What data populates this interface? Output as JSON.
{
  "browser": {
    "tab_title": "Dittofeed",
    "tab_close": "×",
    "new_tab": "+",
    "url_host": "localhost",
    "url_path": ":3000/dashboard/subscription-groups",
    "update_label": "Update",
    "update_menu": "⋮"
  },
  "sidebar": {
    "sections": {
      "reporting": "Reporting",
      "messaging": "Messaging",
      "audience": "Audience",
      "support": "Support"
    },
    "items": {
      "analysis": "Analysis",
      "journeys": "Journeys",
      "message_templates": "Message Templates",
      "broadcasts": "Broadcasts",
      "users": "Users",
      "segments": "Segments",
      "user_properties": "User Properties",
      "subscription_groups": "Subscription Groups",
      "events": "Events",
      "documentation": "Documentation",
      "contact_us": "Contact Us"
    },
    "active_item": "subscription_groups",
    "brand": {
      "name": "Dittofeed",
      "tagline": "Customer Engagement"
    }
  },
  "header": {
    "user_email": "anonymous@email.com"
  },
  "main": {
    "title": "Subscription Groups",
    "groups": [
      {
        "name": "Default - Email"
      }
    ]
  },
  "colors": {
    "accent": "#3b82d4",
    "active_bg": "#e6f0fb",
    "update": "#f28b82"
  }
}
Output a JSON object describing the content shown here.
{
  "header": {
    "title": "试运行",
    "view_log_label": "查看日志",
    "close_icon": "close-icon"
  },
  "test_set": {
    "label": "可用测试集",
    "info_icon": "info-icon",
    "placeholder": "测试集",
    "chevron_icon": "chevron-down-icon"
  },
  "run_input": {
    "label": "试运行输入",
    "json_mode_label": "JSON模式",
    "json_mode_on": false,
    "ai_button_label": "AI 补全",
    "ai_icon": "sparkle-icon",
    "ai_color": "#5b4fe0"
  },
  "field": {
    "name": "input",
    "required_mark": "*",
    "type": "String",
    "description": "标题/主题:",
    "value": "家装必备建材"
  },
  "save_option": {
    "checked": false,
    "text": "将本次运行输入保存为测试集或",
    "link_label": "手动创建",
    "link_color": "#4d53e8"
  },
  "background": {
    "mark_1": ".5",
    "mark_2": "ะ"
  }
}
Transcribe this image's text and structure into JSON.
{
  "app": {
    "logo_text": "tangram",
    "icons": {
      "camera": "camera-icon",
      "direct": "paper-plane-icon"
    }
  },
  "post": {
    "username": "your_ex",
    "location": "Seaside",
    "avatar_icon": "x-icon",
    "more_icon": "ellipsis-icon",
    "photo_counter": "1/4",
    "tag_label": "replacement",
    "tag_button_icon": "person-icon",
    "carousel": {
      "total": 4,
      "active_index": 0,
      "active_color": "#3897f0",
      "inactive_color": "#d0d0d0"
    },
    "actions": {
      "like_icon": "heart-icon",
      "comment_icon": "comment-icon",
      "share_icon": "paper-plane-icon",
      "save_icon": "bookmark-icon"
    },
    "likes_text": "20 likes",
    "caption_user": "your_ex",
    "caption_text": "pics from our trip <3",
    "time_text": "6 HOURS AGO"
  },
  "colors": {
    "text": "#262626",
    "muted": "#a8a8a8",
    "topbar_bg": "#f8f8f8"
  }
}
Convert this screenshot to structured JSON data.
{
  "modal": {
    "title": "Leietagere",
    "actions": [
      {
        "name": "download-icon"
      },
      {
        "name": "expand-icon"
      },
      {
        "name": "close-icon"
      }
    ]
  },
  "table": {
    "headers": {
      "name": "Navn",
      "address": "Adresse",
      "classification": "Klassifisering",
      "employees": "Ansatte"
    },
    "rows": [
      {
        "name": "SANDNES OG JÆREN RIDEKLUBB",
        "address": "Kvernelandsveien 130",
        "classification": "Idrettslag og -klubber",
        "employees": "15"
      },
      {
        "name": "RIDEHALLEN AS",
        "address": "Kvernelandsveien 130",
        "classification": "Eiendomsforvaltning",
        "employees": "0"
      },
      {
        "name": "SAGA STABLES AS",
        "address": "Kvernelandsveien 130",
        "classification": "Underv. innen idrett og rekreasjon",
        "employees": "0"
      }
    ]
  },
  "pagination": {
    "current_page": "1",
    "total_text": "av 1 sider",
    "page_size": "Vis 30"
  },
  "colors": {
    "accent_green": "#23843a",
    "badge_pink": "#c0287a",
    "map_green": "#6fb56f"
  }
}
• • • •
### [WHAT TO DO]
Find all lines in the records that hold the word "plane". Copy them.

### [RESPONSE]
      "direct": "paper-plane-icon"
      "share_icon": "paper-plane-icon",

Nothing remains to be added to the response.